Your instructions: I'd like every line from the material below that has "direcciones" in it.

· · · ·

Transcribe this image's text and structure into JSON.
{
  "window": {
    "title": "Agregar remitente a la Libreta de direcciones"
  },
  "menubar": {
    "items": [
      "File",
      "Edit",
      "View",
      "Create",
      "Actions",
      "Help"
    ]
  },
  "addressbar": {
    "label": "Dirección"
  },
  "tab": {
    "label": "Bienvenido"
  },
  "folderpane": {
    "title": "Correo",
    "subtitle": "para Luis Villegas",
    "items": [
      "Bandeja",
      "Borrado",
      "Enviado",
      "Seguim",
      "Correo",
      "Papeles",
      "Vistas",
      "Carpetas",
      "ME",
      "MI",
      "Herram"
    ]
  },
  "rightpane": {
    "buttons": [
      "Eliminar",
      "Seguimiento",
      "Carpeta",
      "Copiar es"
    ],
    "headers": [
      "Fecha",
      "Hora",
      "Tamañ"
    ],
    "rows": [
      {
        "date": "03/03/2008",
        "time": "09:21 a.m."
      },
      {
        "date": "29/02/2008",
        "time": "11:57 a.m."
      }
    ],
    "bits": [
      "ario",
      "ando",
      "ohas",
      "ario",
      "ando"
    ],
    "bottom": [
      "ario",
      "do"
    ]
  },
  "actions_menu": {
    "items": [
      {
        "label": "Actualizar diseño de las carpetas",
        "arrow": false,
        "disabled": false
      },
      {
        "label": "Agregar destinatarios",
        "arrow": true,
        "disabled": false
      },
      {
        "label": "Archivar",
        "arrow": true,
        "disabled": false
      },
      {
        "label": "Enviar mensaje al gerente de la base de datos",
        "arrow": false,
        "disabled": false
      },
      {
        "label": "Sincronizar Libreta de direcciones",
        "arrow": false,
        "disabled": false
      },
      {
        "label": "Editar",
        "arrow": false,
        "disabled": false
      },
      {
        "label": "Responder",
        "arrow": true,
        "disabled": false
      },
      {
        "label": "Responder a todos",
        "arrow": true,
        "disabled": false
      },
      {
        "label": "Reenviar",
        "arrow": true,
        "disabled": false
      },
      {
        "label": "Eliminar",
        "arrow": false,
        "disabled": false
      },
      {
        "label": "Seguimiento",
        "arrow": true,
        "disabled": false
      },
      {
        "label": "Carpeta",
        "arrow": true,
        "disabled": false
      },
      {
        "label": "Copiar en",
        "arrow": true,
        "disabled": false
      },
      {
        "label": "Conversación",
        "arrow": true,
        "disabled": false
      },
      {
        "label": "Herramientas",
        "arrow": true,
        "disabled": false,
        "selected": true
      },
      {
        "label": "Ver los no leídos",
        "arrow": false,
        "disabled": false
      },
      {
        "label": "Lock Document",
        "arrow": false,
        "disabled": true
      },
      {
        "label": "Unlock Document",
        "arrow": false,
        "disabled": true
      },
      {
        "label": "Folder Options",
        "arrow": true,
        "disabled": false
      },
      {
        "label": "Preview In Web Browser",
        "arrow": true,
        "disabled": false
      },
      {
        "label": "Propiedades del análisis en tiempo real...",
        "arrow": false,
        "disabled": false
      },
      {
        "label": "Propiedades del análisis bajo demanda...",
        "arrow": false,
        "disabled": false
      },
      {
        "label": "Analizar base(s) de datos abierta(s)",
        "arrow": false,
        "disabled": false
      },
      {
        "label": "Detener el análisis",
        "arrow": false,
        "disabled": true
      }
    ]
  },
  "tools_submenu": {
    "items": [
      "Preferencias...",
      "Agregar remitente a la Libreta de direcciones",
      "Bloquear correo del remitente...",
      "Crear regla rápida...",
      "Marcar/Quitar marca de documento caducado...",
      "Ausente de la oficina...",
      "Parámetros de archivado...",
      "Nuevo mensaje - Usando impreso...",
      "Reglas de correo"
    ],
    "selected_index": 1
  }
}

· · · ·

Output of the task:
    "title": "Agregar remitente a la Libreta de direcciones"
        "label": "Sincronizar Libreta de direcciones",
      "Agregar remitente a la Libreta de direcciones",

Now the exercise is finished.